Over my career, I’ve had the fascinating opportunity to work in many organizations over the years. Of those organizations, the best ones had one consistent quality across them: Excellence. The organizations that captured the heart and the minds of those who worked there, retained exceptional people, and truly changed their industry/niche boiled down to the organization’s ability to resist the tendency towards comfort. Organizations, and by extension culture, naturally drift. It is the jobs of leaders to continuously demand excellence. At The Penn Group we insist on excellence. It isn’t a talking point, but it is who we are. Excellence isn’t equal to perfection. We, as humans, are incapable of making something perfect. Perfection doesn’t exist because everyone perceives a situation, product, or initiative differently. Some people may love the new BMW 4 series. Some people hate it. Is the car perfect? In my eyes, it is close to it. See you in the comment section. While the car may not be perfect, it is without a doubt excellent. Years of engineering brilliance went into designing the car. It is excellent because, while the car was being designed, a continuous iterative process was utilized to make it great. Different angles were attempted, questions asked, conflicts observed. In the end, after the pursuit of perfection, the car came out excellent.

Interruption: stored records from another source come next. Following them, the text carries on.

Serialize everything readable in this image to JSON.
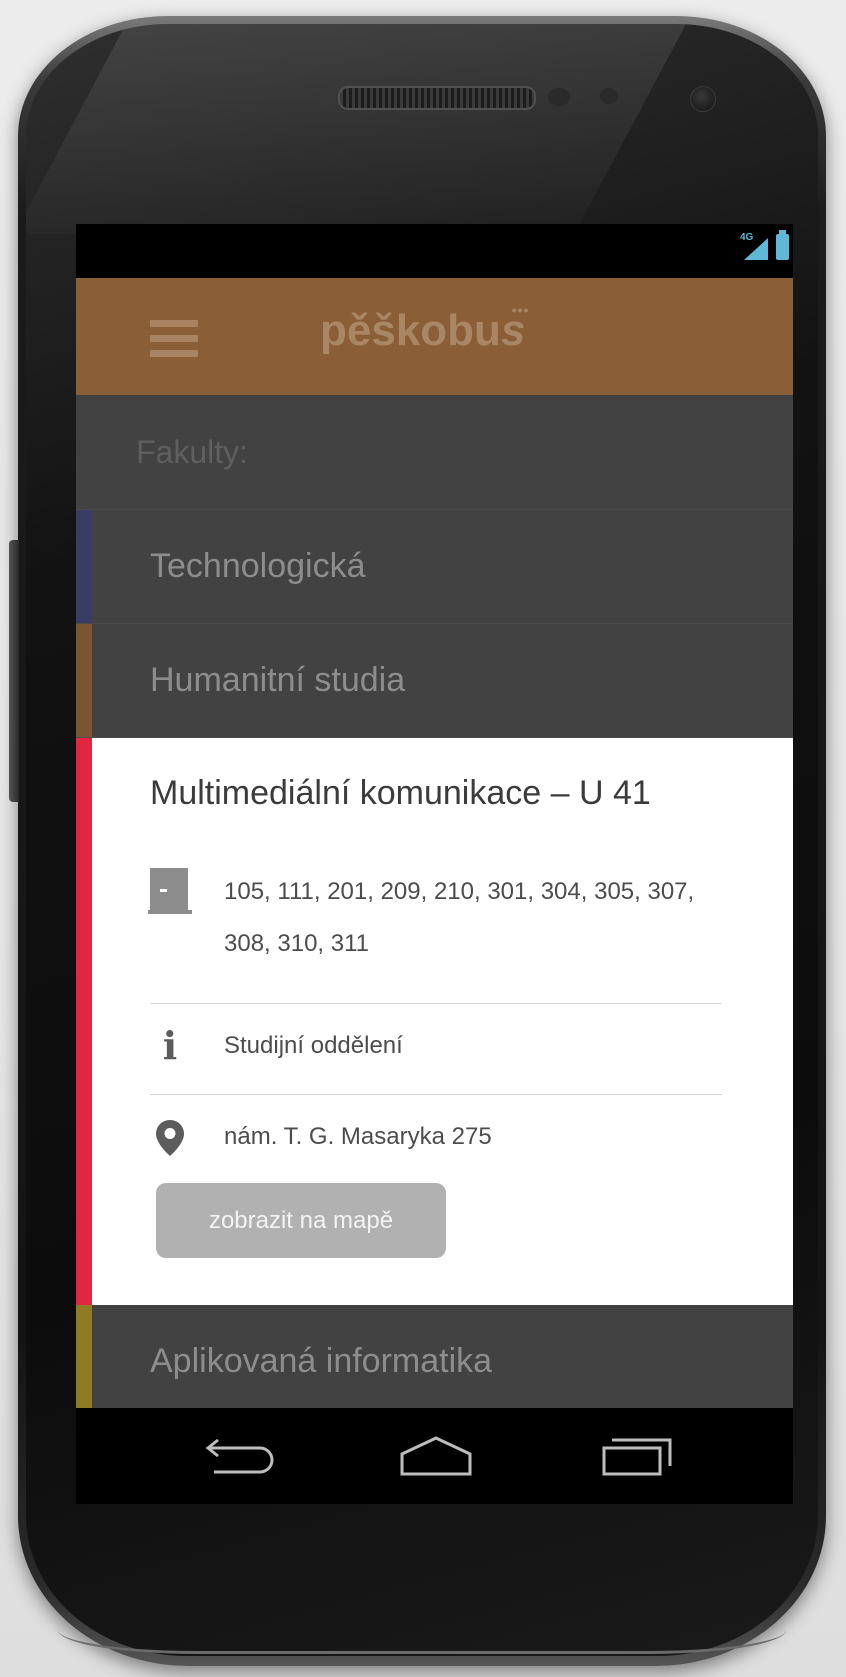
{
  "app": {
    "logo_text": "pěškobu",
    "logo_suffix": "s",
    "logo_dots": "•••"
  },
  "status_bar": {
    "network": "4G",
    "accent_color": "#5fb8d6"
  },
  "list": {
    "section_label": "Fakulty:",
    "faculties": [
      {
        "label": "Technologická",
        "color": "#3a3d63"
      },
      {
        "label": "Humanitní studia",
        "color": "#7a5531"
      },
      {
        "label": "Multimediální komunikace – U 41",
        "color": "#e3263f",
        "rooms": "105, 111, 201, 209, 210, 301, 304, 305, 307, 308, 310, 311",
        "info": "Studijní oddělení",
        "address": "nám. T. G. Masaryka 275",
        "map_button": "zobrazit na mapě"
      },
      {
        "label": "Aplikovaná informatika",
        "color": "#8f7b23"
      }
    ]
  },
  "colors": {
    "app_bar": "#8a5e37",
    "list_background": "#424242"
  },
  "icons": {
    "menu": "hamburger-icon",
    "rooms": "door-icon",
    "info": "info-icon",
    "address": "map-pin-icon",
    "back": "back-icon",
    "home": "home-icon",
    "recents": "recents-icon"
  }
}
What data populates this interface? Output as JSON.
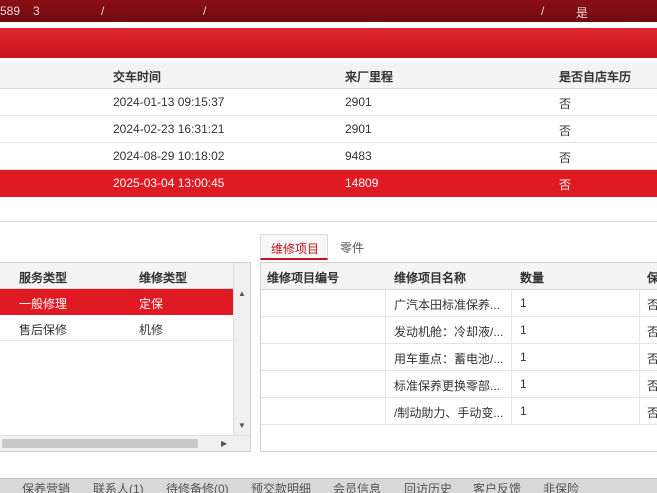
{
  "topbar": {
    "items": [
      "589",
      "3",
      "/",
      "/",
      "/",
      "是"
    ]
  },
  "top_grid": {
    "headers": [
      "交车时间",
      "来厂里程",
      "是否自店车历"
    ],
    "rows": [
      [
        "2024-01-13 09:15:37",
        "2901",
        "否"
      ],
      [
        "2024-02-23 16:31:21",
        "2901",
        "否"
      ],
      [
        "2024-08-29 10:18:02",
        "9483",
        "否"
      ],
      [
        "2025-03-04 13:00:45",
        "14809",
        "否"
      ]
    ],
    "selected_row": 3
  },
  "left_grid": {
    "headers": [
      "服务类型",
      "维修类型"
    ],
    "rows": [
      [
        "一般修理",
        "定保"
      ],
      [
        "售后保修",
        "机修"
      ]
    ],
    "selected_row": 0
  },
  "tabs": {
    "items": [
      "维修项目",
      "零件"
    ],
    "active": 0
  },
  "right_grid": {
    "headers": [
      "维修项目编号",
      "维修项目名称",
      "数量",
      "保"
    ],
    "rows": [
      [
        "",
        "广汽本田标准保养...",
        "1",
        "否"
      ],
      [
        "",
        "发动机舱：冷却液/...",
        "1",
        "否"
      ],
      [
        "",
        "用车重点：蓄电池/...",
        "1",
        "否"
      ],
      [
        "",
        "标准保养更换零部...",
        "1",
        "否"
      ],
      [
        "",
        "/制动助力、手动变...",
        "1",
        "否"
      ]
    ]
  },
  "bottom_tabs": [
    "",
    "保养营销",
    "联系人(1)",
    "待修备修(0)",
    "预交款明细",
    "会员信息",
    "回访历史",
    "客户反馈",
    "非保险"
  ],
  "colors": {
    "accent_red": "#e01a22",
    "topbar_red": "#7a0c12"
  }
}
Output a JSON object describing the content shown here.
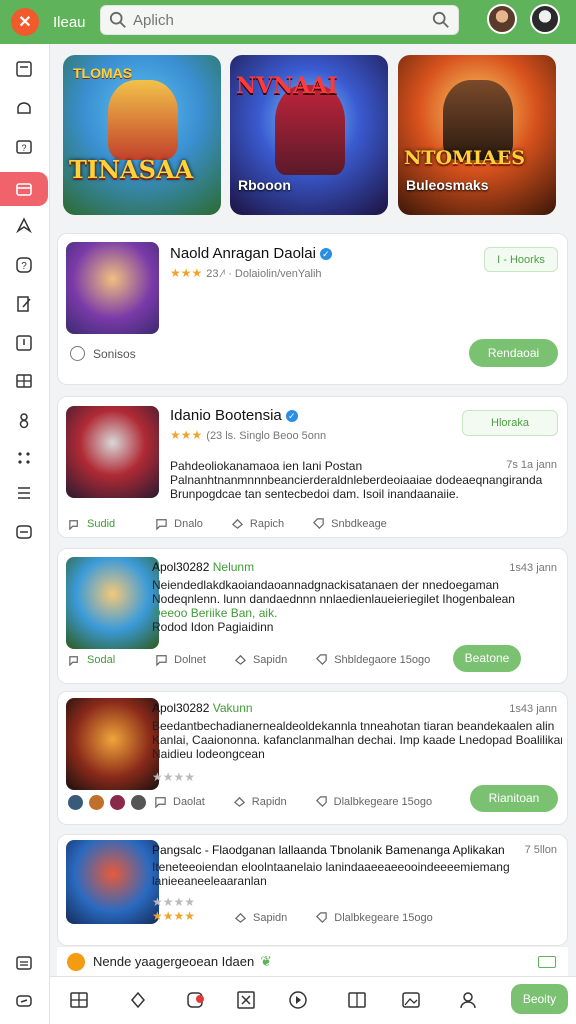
{
  "header": {
    "app_name": "Ileau",
    "search_placeholder": "Aplich",
    "brand_color": "#5fb35a"
  },
  "sidebar": {
    "items": [
      "doc-icon",
      "chat-icon",
      "help-card-icon",
      "store-icon",
      "bookmark-icon",
      "question-icon",
      "edit-icon",
      "alert-icon",
      "grid-icon",
      "group-icon",
      "dots-icon",
      "list-icon",
      "message-icon"
    ],
    "bottom_items": [
      "stack-icon",
      "exit-icon"
    ]
  },
  "featured": [
    {
      "top": "TLOMAS",
      "big": "TINASAA",
      "subtitle": ""
    },
    {
      "top": "",
      "big": "NVNAAI",
      "subtitle": "Rbooon"
    },
    {
      "top": "",
      "big": "NTOMIAES",
      "subtitle": "Buleosmaks"
    }
  ],
  "cards": [
    {
      "title": "Naold Anragan Daolai",
      "stars": "★★★",
      "meta": "23 ⁄ᶦ · Dolaiolin/venYalih",
      "badge": "I - Hoorks",
      "radio_label": "Sonisos",
      "button": "Rendaoai"
    },
    {
      "title": "Idanio Bootensia",
      "stars": "★★★",
      "meta": "(23 ls. Singlo Beoo 5onn",
      "badge": "Hloraka",
      "time": "7s 1a jann",
      "desc_lines": [
        "Pahdeoliokanamaoa ien Iani Postan",
        "Palnanhtnanmnnnbeancierderaldnleberdeoiaaiae dodeaeqnangiranda",
        "Brunpogdcae tan sentecbedoi dam. Isoil inandaanaiie."
      ],
      "tag": "Sudid",
      "actions": [
        "Dnalo",
        "Rapich",
        "Snbdkeage"
      ]
    },
    {
      "title": "Apol30282",
      "title_tag": "Nelunm",
      "time": "1s43 jann",
      "desc_lines": [
        "Neiendedlakdkaoiandaoannadgnackisatanaen der nnedoegaman",
        "Nodeqnlenn. lunn dandaednnn nnlaedienlaueieriegilet Ihogenbalean",
        "Deeoo Beriike Ban, aik.",
        "Rodod Idon Pagiaidinn"
      ],
      "tag": "Sodal",
      "actions": [
        "Dolnet",
        "Sapidn",
        "Shbldegaore 15ogo"
      ],
      "button": "Beatone"
    },
    {
      "title": "Apol30282",
      "title_tag": "Vakunn",
      "time": "1s43 jann",
      "desc_lines": [
        "Beedantbechadianernealdeoldekannla tnneahotan tiaran beandekaalen alin",
        "Kanlai, Caaiononna. kafanclanmalhan dechai. Imp kaade Lnedopad Boalilikanan",
        "Naidieu lodeongcean"
      ],
      "stars": "★★★★",
      "actions": [
        "Daolat",
        "Rapidn",
        "Dlalbkegeare 15ogo"
      ],
      "button": "Rianitoan"
    },
    {
      "title": "Pangsalc - Flaodganan lallaanda Tbnolanik Bamenanga Aplikakan",
      "time": "7 5llon",
      "desc_lines": [
        "Iteneteeoiendan eloolntaanelaio lanindaaeeaeeooindeeeemiemang",
        "lanieeaneeleaaranlan"
      ],
      "stars": "★★★★",
      "actions": [
        "Sapidn",
        "Dlalbkegeare 15ogo"
      ]
    }
  ],
  "notification": {
    "text": "Nende yaagergeoean Idaen"
  },
  "bottom": {
    "button": "Beoity"
  }
}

In my career, the best people have been people who are bent towards demanding excellence. Excellence requires discipline. In order to be excellent, you have to reject the tendency to ship before it fits. In order to be excellent, your teams must be able to have conflict. In order to be excellent, you have to have influence. Your team, organization, or group will never achieve excellence if you or your team doesn’t first understand how to influence. People would rather follow a leader who is real than a leader who is perpetually right.
Influence is Possible
In the end, your ability to influence people comes down to your ability to build trust, change behavior, and insist on excellence. Influence is among us. If you’re not pissing people off with your passion, then you’re not leveraging your influence to move the organization forward. Fighting to get better is a continuous slog, but in the end, you’re left with excellence that will capture the hearts and minds around you. Until then, keep on disagreeing.